_Work instructions:_
Every entry that follows needs to be repeated exactly.

── Listed entries

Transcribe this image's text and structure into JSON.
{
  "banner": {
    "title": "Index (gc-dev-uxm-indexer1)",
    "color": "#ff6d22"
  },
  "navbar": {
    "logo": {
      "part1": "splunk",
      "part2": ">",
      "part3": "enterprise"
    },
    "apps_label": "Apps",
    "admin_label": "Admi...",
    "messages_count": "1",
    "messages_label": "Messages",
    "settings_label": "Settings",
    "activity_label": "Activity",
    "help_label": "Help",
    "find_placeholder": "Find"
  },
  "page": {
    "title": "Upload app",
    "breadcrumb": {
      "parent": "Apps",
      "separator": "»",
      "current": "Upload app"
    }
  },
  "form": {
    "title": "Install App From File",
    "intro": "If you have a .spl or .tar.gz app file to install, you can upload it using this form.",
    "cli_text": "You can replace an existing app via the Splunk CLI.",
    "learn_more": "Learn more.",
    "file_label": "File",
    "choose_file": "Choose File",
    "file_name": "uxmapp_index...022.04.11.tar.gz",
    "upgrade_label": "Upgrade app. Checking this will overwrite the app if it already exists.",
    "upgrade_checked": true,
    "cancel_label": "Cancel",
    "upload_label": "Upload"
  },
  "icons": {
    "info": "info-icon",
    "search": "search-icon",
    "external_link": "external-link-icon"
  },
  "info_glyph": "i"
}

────

_Answer below:_
Transcribe this image's text and structure into JSON.
{
  "banner": {
    "title": "Index (gc-dev-uxm-indexer1)",
    "color": "#ff6d22"
  },
  "navbar": {
    "logo": {
      "part1": "splunk",
      "part2": ">",
      "part3": "enterprise"
    },
    "apps_label": "Apps",
    "admin_label": "Admi...",
    "messages_count": "1",
    "messages_label": "Messages",
    "settings_label": "Settings",
    "activity_label": "Activity",
    "help_label": "Help",
    "find_placeholder": "Find"
  },
  "page": {
    "title": "Upload app",
    "breadcrumb": {
      "parent": "Apps",
      "separator": "»",
      "current": "Upload app"
    }
  },
  "form": {
    "title": "Install App From File",
    "intro": "If you have a .spl or .tar.gz app file to install, you can upload it using this form.",
    "cli_text": "You can replace an existing app via the Splunk CLI.",
    "learn_more": "Learn more.",
    "file_label": "File",
    "choose_file": "Choose File",
    "file_name": "uxmapp_index...022.04.11.tar.gz",
    "upgrade_label": "Upgrade app. Checking this will overwrite the app if it already exists.",
    "upgrade_checked": true,
    "cancel_label": "Cancel",
    "upload_label": "Upload"
  },
  "icons": {
    "info": "info-icon",
    "search": "search-icon",
    "external_link": "external-link-icon"
  },
  "info_glyph": "i"
}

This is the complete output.